Thank goodness for supermarkets!!
Not to worry Dee…we all use the supmarkets. Lidl has a lot of Irish produce too and there organic selection is good too. We had a great. Gardening year this year but mostly due to the fact that we were here all summer taking care of the polytunnel and the weeds. The ducks took care of the slugs :0) and yes for sure it is vital to have the polytunnel on this island!
People are often surprised that I use supermarkets Mona (though goodness knows why) and if I bump into someone I know and there’s veg in the trolley I almost feel I should cover it with a cereal box lol! I couldn’t seriously expect to be away from my veg garden in its prime growing time and to come back and it be the same. Delighted to hear that you’ve had a great growing season and am now seriously considering ducks! Also glad the community gardens I work with are doing well too ~ all is not lost 🙂
OMG … You buy cereal? Why, Dee, when it only takes four hours and serious amounts of euros for all the ingredients, are you not making your own granola and tossing it in the maple syrup strained from your trees? I.totally.feel.your.pain.
Haha, love it & funnily enough was wondering if chefs (or wives of) feel the same if they’re ever caught with a jar in their trolley 😉

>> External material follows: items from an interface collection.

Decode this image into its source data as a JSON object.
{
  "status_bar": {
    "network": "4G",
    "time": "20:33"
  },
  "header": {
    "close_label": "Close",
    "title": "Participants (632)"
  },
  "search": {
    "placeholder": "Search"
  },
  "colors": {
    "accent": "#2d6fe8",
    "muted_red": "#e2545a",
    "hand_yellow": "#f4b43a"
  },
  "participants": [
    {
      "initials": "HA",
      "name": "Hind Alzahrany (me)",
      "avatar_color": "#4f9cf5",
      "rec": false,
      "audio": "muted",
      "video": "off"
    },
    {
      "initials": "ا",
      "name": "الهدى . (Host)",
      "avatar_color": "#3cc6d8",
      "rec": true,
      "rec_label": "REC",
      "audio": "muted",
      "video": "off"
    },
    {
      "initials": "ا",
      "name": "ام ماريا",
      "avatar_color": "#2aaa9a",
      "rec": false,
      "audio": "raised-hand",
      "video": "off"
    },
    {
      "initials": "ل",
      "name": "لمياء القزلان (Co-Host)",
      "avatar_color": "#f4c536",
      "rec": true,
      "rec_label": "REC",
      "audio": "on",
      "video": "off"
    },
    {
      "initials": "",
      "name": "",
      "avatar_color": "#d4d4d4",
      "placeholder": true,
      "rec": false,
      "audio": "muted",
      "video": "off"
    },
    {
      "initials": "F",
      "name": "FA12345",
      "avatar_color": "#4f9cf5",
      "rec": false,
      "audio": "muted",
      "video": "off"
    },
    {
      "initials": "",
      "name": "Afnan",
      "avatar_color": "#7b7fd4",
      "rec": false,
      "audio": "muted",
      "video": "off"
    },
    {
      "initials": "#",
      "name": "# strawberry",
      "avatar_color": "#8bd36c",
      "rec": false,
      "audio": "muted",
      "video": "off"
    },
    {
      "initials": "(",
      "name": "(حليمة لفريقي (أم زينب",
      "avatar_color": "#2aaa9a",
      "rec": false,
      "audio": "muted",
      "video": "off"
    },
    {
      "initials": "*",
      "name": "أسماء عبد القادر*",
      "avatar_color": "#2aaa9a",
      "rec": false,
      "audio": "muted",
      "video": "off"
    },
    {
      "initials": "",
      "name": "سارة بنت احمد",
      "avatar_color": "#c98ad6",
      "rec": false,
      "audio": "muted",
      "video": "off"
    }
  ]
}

Well, as someone who doesn’t grow her own…but wishes they could get their act together and start…I was always envious of your home grown produce. But, I am well aware of the hard work that goes into growing it. As for supermarkets..I love them. I even love visiting them when we go abroad – love to see what is on the offer there. Thanks for joining in on this challenge Dee 🙂
Thank you for throwing it out there Marie! My mind went into all sorts of spiritual reasons for celebrating the ordinary but then I looked at what was facing me right now and I felt it should be acknowledged. Growing your own does take time and is why it’s so important to start small. When we started I was a stay at home mum with lots of time on my hands so having 17 beds was manageable but now circumstances have changed it is proving to be a challenge. The good news there however, is that it will make me look at ways of making things easier which I will hopefully be able to pass on to everyone 🙂
Just in from weeding my leeks! Gardening is time consuming and this year we’ve had neither the time nor the weather to get it to look its best – either in terms of veg or flower production. I do buy meat from butchers but do buy it at supermarkets too. Like you, I don’t get to town on a Saturday morning to the farmer’s market and like you, I like being able to race around a supermarket in less than an hour and get it all done.
Sometimes I think we are too hard on ourselves – we try to act like our foremothers did in terms of vegetable production, village shopping where we visit all the shop and have a chat, baking but life seems to have got busier for our generation despite all the labour-saving devices.
I must join in this challenge too 🙂
Lorna you’re so right! It’s like being on a hamster wheel sometimes. Gardening does take time and taking on too much can be the number one reason why people give up (can understand that looking in mine right now), though for me it can give such tremendous pleasure too and I’m glad I found that, albeit in later life. The trick is to learn how not to be phased or fussy when it does get overgrown but to enjoy it in all its stages 🙂